Abbott Sues French HIV/AIDS Advocacy Group for Launching Attack on Company’s Web Site, Wall Street Journal ReportsAbbott Laboratories on May 23 filed a lawsuit in French criminal court against the HIV/AIDS advocacy group Act Up-Paris for launching a "cyber attack" on the company's Web site, the Wall Street Journal reports.
According to the Journal, Act Up-Paris on April 26 organized an attack on Abbott's Web server in response to a call from Thai HIV/AIDS groups to protest Abbott's recent actions regarding its antiretrovirals Aluvia and Kaletra in Thailand. The group encouraged between 500 and 1,000 HIV/AIDS advocates from Canada, France, India, Thailand and the U.S. to click on a link posted on Act Up-Paris' Web site that caused Abbott's server to become overloaded. According to Jerome Martin, a member of the group, the attack lasted four hours and disabled Abbott's site for about 30 minutes the night before the company's annual shareholder meeting. An unnamed Abbott spokesperson said the site was disabled for longer than 30 minutes but was unable to give a specific time, the Journal reports.
In the suit, Abbott claims that the attack interrupted some of its business activities, such as online sales of nutritional products. Abbott also alleges that the group violated two articles of the French penal code that prohibit disrupting a Web site and providing the means to do so, according the Journal. Abbott spokesperson Scott Stoffel said the company "respect[s] the right to protest, and while our organizations can disagree on various matters, it is important to convey those disagreements in a respectful, appropriate and lawful manner."
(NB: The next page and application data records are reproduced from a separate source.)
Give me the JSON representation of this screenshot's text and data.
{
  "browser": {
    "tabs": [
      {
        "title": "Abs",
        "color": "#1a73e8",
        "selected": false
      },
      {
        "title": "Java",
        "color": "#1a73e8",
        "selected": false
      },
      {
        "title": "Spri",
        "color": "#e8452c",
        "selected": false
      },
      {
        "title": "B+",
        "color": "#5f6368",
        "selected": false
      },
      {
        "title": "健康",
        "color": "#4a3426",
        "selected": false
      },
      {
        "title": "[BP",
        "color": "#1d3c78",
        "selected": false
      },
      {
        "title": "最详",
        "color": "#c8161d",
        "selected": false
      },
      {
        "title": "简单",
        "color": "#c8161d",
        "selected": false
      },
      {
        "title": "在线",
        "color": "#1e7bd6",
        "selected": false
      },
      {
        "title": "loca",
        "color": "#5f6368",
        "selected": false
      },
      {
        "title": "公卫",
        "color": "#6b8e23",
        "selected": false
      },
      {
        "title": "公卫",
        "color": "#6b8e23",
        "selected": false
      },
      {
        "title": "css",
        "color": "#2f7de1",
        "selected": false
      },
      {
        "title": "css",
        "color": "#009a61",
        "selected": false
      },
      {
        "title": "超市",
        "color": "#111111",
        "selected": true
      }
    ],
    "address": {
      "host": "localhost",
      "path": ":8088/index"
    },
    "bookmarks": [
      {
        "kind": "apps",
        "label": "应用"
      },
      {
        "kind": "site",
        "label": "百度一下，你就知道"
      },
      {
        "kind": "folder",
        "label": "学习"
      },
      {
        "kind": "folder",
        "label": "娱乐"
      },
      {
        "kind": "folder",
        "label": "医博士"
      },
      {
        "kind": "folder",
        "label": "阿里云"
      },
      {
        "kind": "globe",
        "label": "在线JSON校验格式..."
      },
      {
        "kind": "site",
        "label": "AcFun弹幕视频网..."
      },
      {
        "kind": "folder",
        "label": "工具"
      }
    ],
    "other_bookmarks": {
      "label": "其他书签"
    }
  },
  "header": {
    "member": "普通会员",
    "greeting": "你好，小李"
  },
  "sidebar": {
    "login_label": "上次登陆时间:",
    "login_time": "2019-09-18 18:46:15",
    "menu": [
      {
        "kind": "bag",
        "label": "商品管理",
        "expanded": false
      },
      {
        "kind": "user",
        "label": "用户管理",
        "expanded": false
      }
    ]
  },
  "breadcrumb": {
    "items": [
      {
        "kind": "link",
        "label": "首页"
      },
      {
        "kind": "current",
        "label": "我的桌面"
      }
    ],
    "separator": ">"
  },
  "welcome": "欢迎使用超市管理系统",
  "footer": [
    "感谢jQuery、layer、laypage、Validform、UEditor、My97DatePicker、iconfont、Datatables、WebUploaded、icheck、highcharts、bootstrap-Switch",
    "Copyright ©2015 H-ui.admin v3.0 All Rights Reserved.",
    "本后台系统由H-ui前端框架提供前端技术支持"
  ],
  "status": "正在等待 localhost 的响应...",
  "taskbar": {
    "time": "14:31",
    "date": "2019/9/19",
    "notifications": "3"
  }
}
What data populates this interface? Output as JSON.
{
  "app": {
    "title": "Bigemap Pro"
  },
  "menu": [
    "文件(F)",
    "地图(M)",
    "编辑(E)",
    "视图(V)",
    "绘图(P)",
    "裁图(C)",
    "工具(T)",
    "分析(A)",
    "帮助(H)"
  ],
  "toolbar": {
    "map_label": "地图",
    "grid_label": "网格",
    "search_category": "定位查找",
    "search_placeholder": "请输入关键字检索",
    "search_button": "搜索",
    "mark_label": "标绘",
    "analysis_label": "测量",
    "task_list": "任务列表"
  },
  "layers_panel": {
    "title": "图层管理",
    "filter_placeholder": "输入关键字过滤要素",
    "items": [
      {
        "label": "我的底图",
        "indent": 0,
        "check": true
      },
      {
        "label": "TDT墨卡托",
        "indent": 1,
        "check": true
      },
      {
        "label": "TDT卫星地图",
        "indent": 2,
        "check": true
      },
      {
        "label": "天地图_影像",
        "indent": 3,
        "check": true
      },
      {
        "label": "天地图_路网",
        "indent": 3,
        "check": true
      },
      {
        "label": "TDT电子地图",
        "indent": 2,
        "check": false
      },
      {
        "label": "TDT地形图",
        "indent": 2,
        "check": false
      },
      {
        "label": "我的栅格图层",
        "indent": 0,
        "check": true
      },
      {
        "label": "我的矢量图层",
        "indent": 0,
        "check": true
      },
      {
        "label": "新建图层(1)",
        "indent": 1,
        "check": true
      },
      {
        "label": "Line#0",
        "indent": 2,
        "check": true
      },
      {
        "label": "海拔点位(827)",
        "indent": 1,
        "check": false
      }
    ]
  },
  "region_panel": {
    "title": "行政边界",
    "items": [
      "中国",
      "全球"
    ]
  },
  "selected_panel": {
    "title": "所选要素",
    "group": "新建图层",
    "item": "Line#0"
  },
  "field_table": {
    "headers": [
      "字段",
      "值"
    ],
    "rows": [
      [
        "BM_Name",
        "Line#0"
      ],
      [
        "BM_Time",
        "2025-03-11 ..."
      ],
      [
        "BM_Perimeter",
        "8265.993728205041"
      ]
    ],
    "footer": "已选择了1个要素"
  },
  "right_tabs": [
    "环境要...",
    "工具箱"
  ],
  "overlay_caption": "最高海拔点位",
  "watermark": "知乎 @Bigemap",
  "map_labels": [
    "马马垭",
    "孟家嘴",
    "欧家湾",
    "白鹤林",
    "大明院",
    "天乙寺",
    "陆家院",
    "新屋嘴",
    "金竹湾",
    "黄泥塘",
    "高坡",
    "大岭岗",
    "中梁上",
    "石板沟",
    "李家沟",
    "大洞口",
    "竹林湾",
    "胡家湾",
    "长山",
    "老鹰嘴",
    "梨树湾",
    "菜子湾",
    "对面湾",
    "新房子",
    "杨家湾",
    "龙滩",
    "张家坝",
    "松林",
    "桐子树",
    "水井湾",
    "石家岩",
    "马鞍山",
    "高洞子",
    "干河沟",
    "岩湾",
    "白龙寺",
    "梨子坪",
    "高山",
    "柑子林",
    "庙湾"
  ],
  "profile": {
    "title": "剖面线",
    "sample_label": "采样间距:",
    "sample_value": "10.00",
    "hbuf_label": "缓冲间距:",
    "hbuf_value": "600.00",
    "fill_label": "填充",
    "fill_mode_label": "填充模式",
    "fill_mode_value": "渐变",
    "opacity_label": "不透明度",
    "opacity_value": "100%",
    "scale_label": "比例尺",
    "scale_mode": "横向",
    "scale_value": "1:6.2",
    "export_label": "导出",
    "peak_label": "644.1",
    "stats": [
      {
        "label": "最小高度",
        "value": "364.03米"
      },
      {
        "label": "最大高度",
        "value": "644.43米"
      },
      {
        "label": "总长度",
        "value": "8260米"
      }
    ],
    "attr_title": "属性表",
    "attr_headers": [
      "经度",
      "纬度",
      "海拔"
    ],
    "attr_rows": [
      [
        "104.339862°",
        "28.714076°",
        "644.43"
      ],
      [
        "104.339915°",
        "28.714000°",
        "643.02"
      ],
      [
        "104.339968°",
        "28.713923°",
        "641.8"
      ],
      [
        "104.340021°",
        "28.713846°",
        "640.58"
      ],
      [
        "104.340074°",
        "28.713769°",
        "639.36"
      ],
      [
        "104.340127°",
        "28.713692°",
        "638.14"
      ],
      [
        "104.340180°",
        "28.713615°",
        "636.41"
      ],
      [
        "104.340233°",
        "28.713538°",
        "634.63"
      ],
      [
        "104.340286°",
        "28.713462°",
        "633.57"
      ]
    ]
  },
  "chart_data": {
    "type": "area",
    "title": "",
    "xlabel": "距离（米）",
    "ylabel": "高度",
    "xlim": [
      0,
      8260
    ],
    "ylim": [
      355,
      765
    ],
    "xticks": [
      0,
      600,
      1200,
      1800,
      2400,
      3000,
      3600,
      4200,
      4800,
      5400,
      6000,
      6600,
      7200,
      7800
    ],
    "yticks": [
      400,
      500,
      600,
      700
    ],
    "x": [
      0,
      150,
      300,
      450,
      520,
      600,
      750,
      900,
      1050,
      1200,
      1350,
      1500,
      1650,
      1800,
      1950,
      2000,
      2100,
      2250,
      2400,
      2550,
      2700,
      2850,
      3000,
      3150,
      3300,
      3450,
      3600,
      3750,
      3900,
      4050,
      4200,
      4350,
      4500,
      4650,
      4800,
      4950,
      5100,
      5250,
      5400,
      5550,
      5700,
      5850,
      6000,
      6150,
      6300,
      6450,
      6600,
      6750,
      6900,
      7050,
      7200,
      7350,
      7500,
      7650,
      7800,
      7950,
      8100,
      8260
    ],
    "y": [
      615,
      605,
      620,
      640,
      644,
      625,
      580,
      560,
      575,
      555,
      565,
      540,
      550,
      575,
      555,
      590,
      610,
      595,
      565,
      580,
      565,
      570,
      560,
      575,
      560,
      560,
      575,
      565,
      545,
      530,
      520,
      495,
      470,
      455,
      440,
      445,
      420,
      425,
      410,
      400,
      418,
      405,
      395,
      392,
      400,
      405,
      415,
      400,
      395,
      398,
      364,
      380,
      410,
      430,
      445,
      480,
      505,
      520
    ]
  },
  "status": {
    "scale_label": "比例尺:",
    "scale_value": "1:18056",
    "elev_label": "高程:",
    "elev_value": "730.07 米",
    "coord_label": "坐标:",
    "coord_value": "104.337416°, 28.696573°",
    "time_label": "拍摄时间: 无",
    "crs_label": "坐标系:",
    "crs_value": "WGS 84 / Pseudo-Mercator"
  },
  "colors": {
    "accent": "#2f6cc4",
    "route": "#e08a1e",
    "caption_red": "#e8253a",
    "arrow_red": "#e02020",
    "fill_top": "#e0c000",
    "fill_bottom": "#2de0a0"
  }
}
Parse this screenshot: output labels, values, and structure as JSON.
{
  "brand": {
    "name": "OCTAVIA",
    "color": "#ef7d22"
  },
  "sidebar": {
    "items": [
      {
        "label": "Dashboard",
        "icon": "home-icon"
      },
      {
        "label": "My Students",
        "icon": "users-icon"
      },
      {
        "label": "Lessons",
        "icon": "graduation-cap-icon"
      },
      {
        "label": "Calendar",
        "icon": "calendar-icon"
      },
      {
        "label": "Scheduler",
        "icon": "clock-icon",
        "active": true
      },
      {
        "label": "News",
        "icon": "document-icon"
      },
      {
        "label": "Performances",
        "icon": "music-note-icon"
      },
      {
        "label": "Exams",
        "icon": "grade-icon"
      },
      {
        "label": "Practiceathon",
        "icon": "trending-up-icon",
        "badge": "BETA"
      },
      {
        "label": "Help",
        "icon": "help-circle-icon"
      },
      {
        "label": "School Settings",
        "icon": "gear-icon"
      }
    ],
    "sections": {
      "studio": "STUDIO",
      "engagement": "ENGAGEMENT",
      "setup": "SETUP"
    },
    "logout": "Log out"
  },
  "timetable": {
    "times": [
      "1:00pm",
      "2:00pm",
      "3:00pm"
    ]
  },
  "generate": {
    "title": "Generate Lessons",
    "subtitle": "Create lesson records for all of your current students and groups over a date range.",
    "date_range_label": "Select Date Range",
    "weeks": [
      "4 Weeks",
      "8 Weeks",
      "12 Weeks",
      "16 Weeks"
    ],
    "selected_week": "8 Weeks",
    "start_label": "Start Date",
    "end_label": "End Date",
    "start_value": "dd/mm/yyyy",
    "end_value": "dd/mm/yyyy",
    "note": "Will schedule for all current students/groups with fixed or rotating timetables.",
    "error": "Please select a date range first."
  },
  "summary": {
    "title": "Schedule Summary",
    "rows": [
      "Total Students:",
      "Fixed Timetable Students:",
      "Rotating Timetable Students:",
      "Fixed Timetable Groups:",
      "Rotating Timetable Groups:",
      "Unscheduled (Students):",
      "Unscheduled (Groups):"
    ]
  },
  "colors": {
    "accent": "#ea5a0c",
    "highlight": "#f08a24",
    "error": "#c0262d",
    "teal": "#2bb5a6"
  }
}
Martin said that Act Up-Paris will defend itself against the lawsuit and plans to use media coverage of the lawsuit to draw attention to Abbott's actions in Thailand. "We're going to use the forum [Abbott is] offering us to talk about Thailand again and the horrible consequences their decision has had there." If the court rules against Act-Up Paris, the group could be fined as much as 75,000 euros, or $100,000, and be ordered to disband, the Journal reports (Carreyrou/Johnson, Wall Street Journal, 6/18). This is part of the KHN Morning Briefing, a summary of health policy coverage from major news organizations. Sign up for an email subscription.